But what they lack in numbers (Finland Swedes only make out 5.5 per cent of the population) they make up in variety and most revealingly, in dialect. The dialects differ from each other in the three different areas along the coast, Uusimaa, Finland Proper and Ostrobothnia, where Finland Swedes are settled.

Around half of the Swedish-speaking population are thought to speak in some sort of dialect, but many have worried that the spread of the dominant Standard Swedish risks extinguishing them. But quite to the contrary, in many parts of Swedish-speaking Finland, the different dialects are turning out to be quite viable.

None more so than the one found in Ostrobothnia, which hosts many of the few municipalities in Finland that are almost completely Swedish-speaking. The dialect spoken there differs substantially from Standard Swedish, and it’s the many characteristics from ancient Swedish blended in with modern Swedish that gives it its unique sound.

Then there is the autonomous Swedish-speaking archipelago of Åland situated between mainland Finland and Sweden, with a dialect that resembles more the ones found in Sweden rather than Finland. This is somewhat of a sensitive area, as the ethnicity of Ålanders has been widely disputed over. They can be considered as either ethnically Swedish or Swedish-speaking Finnish.


Finland handed autonomy to Åland in 1920, following its own independence from Russia. The reasons behind this was that the vast majority of Ålanders considered themselves to be Swedish, rather than Finnish, and were vary of the pro-Finnish and anti-Swedish attitudes sweeping over Finland at the time.

Over the course of history, so called “language islands” have also sprung to life close to the coastal areas in Finland. The term describes a situation where a large group of Swedish-speaking Finns have moved into a dominantly Finnish-speaking area, and formed a sort of sub-society within the society.

There the Swedish-speakers have organised themselves, with Swedish-speaking schools and other social institutions.
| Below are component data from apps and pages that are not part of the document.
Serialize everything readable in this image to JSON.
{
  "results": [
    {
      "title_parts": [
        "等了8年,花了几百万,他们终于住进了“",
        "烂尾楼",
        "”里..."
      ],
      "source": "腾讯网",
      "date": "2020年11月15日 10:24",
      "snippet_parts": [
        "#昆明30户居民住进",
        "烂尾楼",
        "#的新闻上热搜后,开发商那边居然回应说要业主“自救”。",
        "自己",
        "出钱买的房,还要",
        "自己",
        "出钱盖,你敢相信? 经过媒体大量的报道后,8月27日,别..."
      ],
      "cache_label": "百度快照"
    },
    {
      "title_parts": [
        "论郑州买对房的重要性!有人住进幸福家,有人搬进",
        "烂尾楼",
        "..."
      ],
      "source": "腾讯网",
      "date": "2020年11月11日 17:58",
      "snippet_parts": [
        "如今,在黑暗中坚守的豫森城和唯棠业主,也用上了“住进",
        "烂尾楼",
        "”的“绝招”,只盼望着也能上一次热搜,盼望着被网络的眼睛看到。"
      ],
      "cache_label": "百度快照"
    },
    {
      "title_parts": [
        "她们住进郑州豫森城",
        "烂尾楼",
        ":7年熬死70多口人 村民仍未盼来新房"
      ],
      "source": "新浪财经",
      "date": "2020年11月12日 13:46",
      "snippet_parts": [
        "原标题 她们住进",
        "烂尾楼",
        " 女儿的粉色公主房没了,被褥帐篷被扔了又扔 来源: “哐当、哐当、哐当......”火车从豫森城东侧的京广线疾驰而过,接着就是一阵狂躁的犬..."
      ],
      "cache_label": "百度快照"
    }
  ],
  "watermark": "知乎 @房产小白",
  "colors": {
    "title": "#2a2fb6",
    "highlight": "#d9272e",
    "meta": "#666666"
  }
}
The largest “language islands” are Tampere, Kotka, Pori and Oulu, and most of the Swedish-speakers here are bilingual.

Many Swedish-speaking communities can also be found in Finland Proper within the magnificent archipelago. During summer months, the archipelago livens up as thousands of people stream into their summer holiday cabins on the islands, but only a few remain to brave the long dark winter.